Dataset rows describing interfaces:

******

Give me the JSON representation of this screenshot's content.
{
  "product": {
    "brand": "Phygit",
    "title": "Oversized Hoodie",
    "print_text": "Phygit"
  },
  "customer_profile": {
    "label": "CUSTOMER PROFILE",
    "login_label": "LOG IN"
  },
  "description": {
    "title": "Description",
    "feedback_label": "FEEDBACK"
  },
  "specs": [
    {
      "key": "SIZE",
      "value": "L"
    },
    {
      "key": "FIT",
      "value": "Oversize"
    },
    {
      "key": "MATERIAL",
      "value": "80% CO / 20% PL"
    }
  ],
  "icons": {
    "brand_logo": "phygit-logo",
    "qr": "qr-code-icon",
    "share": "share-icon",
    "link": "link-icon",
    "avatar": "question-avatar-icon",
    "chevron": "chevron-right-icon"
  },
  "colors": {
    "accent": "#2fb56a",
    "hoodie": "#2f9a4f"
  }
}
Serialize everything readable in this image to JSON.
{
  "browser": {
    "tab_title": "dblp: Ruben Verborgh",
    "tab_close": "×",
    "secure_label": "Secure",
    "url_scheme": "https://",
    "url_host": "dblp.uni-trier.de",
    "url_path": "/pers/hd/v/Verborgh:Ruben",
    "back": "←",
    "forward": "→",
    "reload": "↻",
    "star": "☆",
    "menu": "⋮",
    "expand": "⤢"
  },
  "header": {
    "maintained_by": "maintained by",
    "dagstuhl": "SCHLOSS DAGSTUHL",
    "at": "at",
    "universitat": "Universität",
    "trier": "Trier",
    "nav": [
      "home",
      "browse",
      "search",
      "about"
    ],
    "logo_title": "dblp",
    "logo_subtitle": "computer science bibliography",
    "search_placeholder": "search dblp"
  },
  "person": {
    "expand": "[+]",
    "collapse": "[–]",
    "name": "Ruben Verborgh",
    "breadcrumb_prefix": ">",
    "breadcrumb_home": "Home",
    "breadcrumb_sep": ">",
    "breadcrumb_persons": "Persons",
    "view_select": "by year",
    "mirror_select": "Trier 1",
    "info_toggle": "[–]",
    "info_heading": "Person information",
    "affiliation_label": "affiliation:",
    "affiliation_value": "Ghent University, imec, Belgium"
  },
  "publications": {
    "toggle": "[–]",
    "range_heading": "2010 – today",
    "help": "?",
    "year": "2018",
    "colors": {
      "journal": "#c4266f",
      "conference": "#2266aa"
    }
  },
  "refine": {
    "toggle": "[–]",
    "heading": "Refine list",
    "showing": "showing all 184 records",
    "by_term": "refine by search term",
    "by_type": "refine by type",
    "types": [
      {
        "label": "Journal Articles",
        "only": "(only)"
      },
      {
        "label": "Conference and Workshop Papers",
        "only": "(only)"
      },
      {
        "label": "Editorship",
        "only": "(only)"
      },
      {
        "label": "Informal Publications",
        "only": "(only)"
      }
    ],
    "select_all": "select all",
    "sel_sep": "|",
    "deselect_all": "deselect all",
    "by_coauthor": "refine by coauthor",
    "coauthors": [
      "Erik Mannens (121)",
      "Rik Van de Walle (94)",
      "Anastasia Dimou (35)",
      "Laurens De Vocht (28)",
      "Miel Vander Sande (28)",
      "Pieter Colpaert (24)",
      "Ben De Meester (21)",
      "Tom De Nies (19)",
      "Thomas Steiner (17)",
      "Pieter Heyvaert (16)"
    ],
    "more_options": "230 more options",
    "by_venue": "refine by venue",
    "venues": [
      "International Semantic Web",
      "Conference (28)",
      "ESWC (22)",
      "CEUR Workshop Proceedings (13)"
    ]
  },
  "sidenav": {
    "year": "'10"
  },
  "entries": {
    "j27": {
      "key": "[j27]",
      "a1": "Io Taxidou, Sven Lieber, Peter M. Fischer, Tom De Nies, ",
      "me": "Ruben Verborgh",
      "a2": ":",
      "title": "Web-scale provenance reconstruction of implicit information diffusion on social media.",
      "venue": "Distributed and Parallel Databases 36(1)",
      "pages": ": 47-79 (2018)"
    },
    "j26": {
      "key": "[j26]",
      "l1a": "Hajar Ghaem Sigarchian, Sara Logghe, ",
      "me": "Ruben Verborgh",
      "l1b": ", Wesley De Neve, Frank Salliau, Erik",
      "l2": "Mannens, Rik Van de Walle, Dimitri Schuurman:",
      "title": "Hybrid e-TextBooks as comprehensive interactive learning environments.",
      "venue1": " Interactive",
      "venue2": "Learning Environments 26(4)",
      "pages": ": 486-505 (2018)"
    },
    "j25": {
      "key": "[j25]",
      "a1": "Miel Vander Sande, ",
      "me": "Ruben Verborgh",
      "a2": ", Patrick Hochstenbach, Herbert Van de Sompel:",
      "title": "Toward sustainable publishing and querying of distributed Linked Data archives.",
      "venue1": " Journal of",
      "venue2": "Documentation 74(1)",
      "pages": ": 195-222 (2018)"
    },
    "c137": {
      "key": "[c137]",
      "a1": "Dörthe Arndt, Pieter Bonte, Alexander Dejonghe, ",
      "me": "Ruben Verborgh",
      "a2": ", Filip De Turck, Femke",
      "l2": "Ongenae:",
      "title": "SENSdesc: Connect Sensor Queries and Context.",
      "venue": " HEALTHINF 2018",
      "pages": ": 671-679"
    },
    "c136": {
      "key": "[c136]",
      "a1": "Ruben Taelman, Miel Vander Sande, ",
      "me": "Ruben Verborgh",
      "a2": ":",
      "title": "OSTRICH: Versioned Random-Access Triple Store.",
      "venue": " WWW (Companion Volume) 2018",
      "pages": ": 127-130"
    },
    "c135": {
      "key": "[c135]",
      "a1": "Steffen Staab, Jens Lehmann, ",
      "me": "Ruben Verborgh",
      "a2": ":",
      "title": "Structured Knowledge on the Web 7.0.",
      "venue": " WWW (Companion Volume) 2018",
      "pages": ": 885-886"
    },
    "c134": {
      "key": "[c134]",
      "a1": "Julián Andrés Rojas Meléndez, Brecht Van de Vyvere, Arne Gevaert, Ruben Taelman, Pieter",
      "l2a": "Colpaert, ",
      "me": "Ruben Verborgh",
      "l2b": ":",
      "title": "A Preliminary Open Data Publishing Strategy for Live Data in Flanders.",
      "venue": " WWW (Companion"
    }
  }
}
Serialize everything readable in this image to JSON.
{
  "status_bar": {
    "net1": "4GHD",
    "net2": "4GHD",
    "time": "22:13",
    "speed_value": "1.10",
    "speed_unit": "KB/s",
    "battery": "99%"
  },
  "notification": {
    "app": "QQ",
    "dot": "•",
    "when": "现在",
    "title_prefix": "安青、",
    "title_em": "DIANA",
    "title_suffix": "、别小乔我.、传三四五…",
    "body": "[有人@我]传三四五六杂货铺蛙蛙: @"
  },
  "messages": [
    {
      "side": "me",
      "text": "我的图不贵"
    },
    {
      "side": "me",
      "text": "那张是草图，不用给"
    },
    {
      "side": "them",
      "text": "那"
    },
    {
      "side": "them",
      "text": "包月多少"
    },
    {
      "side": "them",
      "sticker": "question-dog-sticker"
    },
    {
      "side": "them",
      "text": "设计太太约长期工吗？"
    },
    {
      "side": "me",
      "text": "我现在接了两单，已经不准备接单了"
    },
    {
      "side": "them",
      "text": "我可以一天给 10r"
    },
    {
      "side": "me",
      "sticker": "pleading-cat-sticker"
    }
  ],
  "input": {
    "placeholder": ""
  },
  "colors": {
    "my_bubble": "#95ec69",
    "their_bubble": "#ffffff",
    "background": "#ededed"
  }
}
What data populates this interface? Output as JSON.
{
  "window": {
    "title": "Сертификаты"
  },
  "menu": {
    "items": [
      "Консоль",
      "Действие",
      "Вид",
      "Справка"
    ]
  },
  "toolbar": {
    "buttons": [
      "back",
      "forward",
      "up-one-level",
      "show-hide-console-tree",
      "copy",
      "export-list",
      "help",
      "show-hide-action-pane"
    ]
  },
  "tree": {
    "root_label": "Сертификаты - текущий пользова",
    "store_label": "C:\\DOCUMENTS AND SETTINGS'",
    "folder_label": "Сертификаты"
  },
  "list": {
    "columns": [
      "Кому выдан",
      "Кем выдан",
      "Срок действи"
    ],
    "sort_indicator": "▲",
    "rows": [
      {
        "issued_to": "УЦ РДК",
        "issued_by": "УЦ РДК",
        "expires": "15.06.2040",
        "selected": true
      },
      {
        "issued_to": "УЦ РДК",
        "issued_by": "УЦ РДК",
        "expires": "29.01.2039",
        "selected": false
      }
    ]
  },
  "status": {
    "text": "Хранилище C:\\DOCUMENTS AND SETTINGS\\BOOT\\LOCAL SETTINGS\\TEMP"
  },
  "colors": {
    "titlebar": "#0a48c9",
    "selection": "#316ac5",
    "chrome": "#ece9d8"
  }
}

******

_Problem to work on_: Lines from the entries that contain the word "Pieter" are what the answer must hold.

_Response area_:
      "Pieter Colpaert (24)",
      "Pieter Heyvaert (16)"
      "a1": "Dörthe Arndt, Pieter Bonte, Alexander Dejonghe, ",
      "a1": "Julián Andrés Rojas Meléndez, Brecht Van de Vyvere, Arne Gevaert, Ruben Taelman, Pieter",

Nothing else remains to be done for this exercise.